It’s called St. Leo Abbey, and Benedictine Monks live there and dedicate their lives to God, but they allow visitors to come and see their beautiful church, they allow retreats on the grounds (see here), they have a large gift shop (see here), and there’s much to see in the surrounding area.
Take a look at some photos from a visit there on Pentecost 2013 . . .
The history of St. Leo Abbey goes back to 1882 when Judge Edmund F. Dunne founded the Catholic colony of San Antonio. The Order of St. Benedict sent a German-speaking priest to minister to the growing German-immigrant population there. On June 4, 1889 both Saint Leo College and the Benedictine mission that would later become the Abbey were founded on land granted to the Order of Saint Benedict by Dunne. Saint Leo was officially designated an Abbey on September 25, 1902.
The Church of the Holy Cross at the Abbey was begun in 1935 and consecrated on January 29, 1948. (See the history of the Church here.) The lands are now a part of a 100-acre historic district surrounding the Abbey.
State Road 52, off of I-75, is unassuming. The grounds are large yet appropriately modest, but the Church of the Holy Cross is simply stunning to walk into.
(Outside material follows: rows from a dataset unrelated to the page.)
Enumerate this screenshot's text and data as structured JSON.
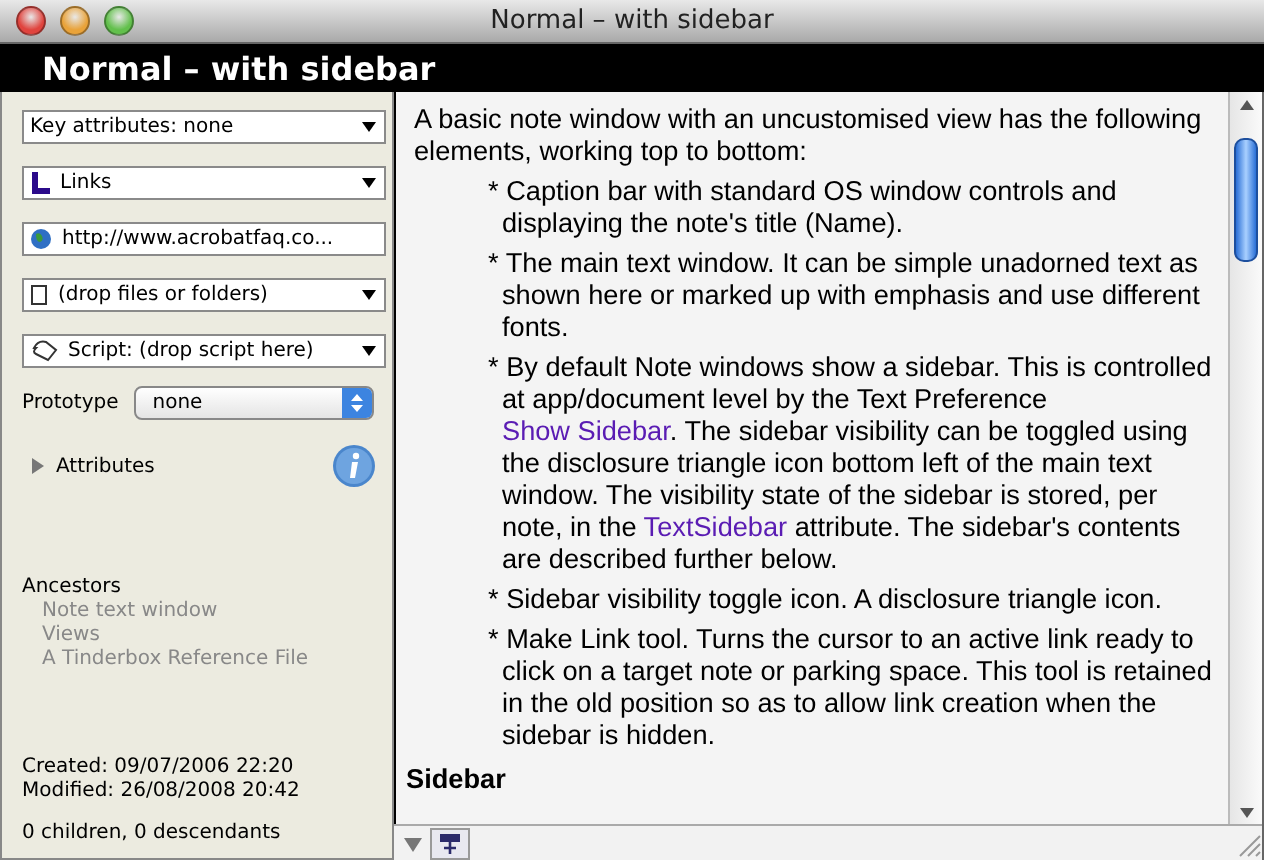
{
  "window": {
    "title": "Normal – with sidebar"
  },
  "header": {
    "title": "Normal – with sidebar"
  },
  "sidebar": {
    "popups": [
      {
        "kind": "plain",
        "label": "Key attributes: none"
      },
      {
        "kind": "links",
        "label": "Links"
      },
      {
        "kind": "url",
        "label": "http://www.acrobatfaq.co..."
      },
      {
        "kind": "file",
        "label": "(drop files or folders)"
      },
      {
        "kind": "script",
        "label": "Script: (drop script here)"
      }
    ],
    "prototype": {
      "label": "Prototype",
      "value": "none"
    },
    "attributes": {
      "label": "Attributes",
      "expanded": false
    },
    "ancestors": {
      "label": "Ancestors",
      "items": [
        "Note text window",
        "Views",
        "A Tinderbox Reference File"
      ]
    },
    "created": "Created: 09/07/2006 22:20",
    "modified": "Modified: 26/08/2008 20:42",
    "counts": "0 children, 0 descendants"
  },
  "text": {
    "intro": "A basic note window with an uncustomised view has the following elements, working top to bottom:",
    "bullets": [
      {
        "marker": "*",
        "parts": [
          {
            "kind": "plain",
            "text": "Caption bar with standard OS window controls and displaying the note's title (Name)."
          }
        ]
      },
      {
        "marker": "*",
        "parts": [
          {
            "kind": "plain",
            "text": "The main text window. It can be simple unadorned text as shown here or marked up with emphasis and use different fonts."
          }
        ]
      },
      {
        "marker": "*",
        "parts": [
          {
            "kind": "plain",
            "text": "By default Note windows show a sidebar.  This is controlled at app/document level by the Text Preference "
          },
          {
            "kind": "link",
            "text": "Show Sidebar"
          },
          {
            "kind": "plain",
            "text": ". The sidebar visibility can be toggled using the disclosure triangle icon bottom left of the main text window. The visibility state of the sidebar is stored, per note, in the "
          },
          {
            "kind": "link",
            "text": "TextSidebar"
          },
          {
            "kind": "plain",
            "text": " attribute. The sidebar's contents are described further below."
          }
        ]
      },
      {
        "marker": "*",
        "parts": [
          {
            "kind": "plain",
            "text": "Sidebar visibility toggle icon. A disclosure triangle icon."
          }
        ]
      },
      {
        "marker": "*",
        "parts": [
          {
            "kind": "plain",
            "text": "Make Link tool. Turns the cursor to an active link ready to click on a target note or parking space. This tool is retained in the old position so as to allow link creation when the sidebar is hidden."
          }
        ]
      }
    ],
    "heading": "Sidebar"
  }
}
It feels every bit the historic place that it is. The stone, the stain glass, the saints lining the walls, the movement of the monks coming and going. It is simply a beautiful place, a million happy miles from modernity.
While historic, at the same time it is a place in the world with modern problems. Presently they are having to fend off those who think that they should pay additional property taxes. This despite the fact that they already pay taxes on much of their land. Indeed they lease land to a golf course and a tavern, which perhaps rightly incur taxes. Still, the Abbey and its grounds are such a rare and beautiful place and should very much be protected instead of subject to additional challenges. (See the somewhat biased recent story on this in the Tampa Bay Times.)
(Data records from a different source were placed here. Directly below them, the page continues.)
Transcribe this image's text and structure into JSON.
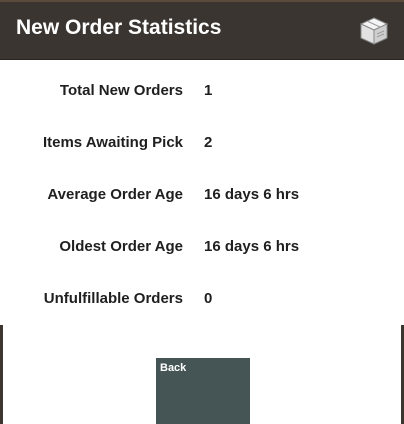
{
  "header": {
    "title": "New Order Statistics",
    "icon": "box-icon",
    "background": "#3a3530"
  },
  "stats": [
    {
      "label": "Total New Orders",
      "value": "1"
    },
    {
      "label": "Items Awaiting Pick",
      "value": "2"
    },
    {
      "label": "Average Order Age",
      "value": "16 days 6 hrs"
    },
    {
      "label": "Oldest Order Age",
      "value": "16 days 6 hrs"
    },
    {
      "label": "Unfulfillable Orders",
      "value": "0"
    }
  ],
  "actions": {
    "back_label": "Back",
    "back_color": "#455454"
  }
}
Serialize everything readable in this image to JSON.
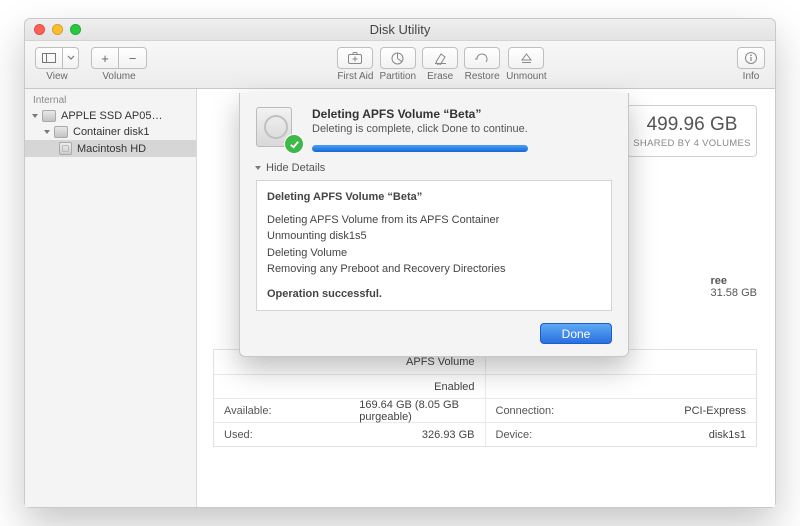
{
  "window": {
    "title": "Disk Utility"
  },
  "toolbar": {
    "view_label": "View",
    "volume_label": "Volume",
    "info_label": "Info",
    "tools": [
      {
        "label": "First Aid",
        "name": "firstaid"
      },
      {
        "label": "Partition",
        "name": "partition"
      },
      {
        "label": "Erase",
        "name": "erase"
      },
      {
        "label": "Restore",
        "name": "restore"
      },
      {
        "label": "Unmount",
        "name": "unmount"
      }
    ]
  },
  "sidebar": {
    "header": "Internal",
    "items": [
      {
        "label": "APPLE SSD AP05…",
        "level": 0
      },
      {
        "label": "Container disk1",
        "level": 1
      },
      {
        "label": "Macintosh HD",
        "level": 2,
        "selected": true
      }
    ]
  },
  "capacity": {
    "value": "499.96 GB",
    "sub": "SHARED BY 4 VOLUMES"
  },
  "free": {
    "heading": "ree",
    "value": "31.58 GB"
  },
  "info_rows": [
    {
      "l1": "",
      "v1": "APFS Volume",
      "l2": "",
      "v2": ""
    },
    {
      "l1": "",
      "v1": "Enabled",
      "l2": "",
      "v2": ""
    },
    {
      "l1": "Available:",
      "v1": "169.64 GB (8.05 GB purgeable)",
      "l2": "Connection:",
      "v2": "PCI-Express"
    },
    {
      "l1": "Used:",
      "v1": "326.93 GB",
      "l2": "Device:",
      "v2": "disk1s1"
    }
  ],
  "dialog": {
    "title": "Deleting APFS Volume “Beta”",
    "subtitle": "Deleting is complete, click Done to continue.",
    "hide_details": "Hide Details",
    "log_heading": "Deleting APFS Volume “Beta”",
    "log_lines": [
      "Deleting APFS Volume from its APFS Container",
      "Unmounting disk1s5",
      "Deleting Volume",
      "Removing any Preboot and Recovery Directories"
    ],
    "log_success": "Operation successful.",
    "done": "Done",
    "progress_pct": 100
  }
}
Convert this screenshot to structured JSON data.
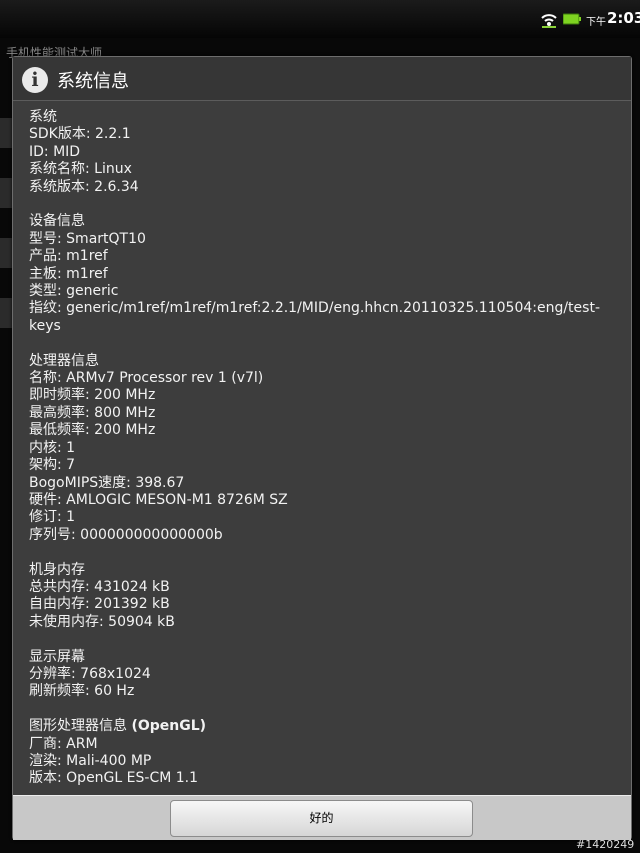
{
  "status_bar": {
    "ampm": "下午",
    "time": "2:03",
    "wifi_icon": "wifi-icon",
    "battery_icon": "battery-icon"
  },
  "background_app": {
    "title": "手机性能测试大师"
  },
  "dialog": {
    "icon": "info-icon",
    "title": "系统信息",
    "sections": [
      {
        "heading": "系统",
        "lines": [
          "SDK版本: 2.2.1",
          "ID: MID",
          "系统名称: Linux",
          "系统版本: 2.6.34"
        ]
      },
      {
        "heading": "设备信息",
        "lines": [
          "型号: SmartQT10",
          "产品: m1ref",
          "主板: m1ref",
          "类型: generic",
          "指纹: generic/m1ref/m1ref/m1ref:2.2.1/MID/eng.hhcn.20110325.110504:eng/test-keys"
        ]
      },
      {
        "heading": "处理器信息",
        "lines": [
          "名称: ARMv7 Processor rev 1 (v7l)",
          "即时频率: 200 MHz",
          "最高频率: 800 MHz",
          "最低频率: 200 MHz",
          "内核: 1",
          "架构: 7",
          "BogoMIPS速度: 398.67",
          "硬件: AMLOGIC MESON-M1 8726M SZ",
          "修订: 1",
          "序列号: 000000000000000b"
        ]
      },
      {
        "heading": "机身内存",
        "lines": [
          "总共内存: 431024 kB",
          "自由内存: 201392 kB",
          "未使用内存: 50904 kB"
        ]
      },
      {
        "heading": "显示屏幕",
        "lines": [
          "分辨率: 768x1024",
          "刷新频率: 60 Hz"
        ]
      },
      {
        "heading": "图形处理器信息",
        "heading_suffix": "(OpenGL)",
        "lines": [
          "厂商: ARM",
          "渲染: Mali-400 MP",
          "版本: OpenGL ES-CM 1.1"
        ]
      }
    ],
    "ok_label": "好的"
  },
  "watermark": "#1420249"
}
With governments at all levels increasingly emboldened by a modernist society to remove the protections provided to religion, the action to force the Abbey to pay ever more taxes seems right in step with the times. But it is a shameful thing, a thing that people of conscience should help to resist. In the history of mankind monasteries, not unlike this one, have held the truths of civilization while the world surrounding them lost hold of those truths. They must be protected in case such a thing happens again, which hardly seems outside the realm of possibility.
The Abbey has its Oblates–lay Catholics who dedicate themselves to the principles of St. Benedict. Their website can be found here, their blog here and their Facebook page here. Down the street is the Holy Name Monastary, a convent of Benedictine nuns whose site can be found here.
While named after Pope St. Leo the Great, the monks and nuns are of the Order of St. Benedict. Some 1,500 years ago St. Benedict of Nursia wrote the Rule of St. Benedict, which speaks to the life of the Order to this day. The Order is one of the oldest in the Church, and its members largely withdraw from society to dedicate themselves to a life of praying for the world. (See more on the history of the Order here, and more on the meaning of the medal here.)
It only seems right to stop by and thank them, if you’re in the neighborhood.
(Any original content is Copyright 2013 JD Pierce, but feel free to ask if you need it.)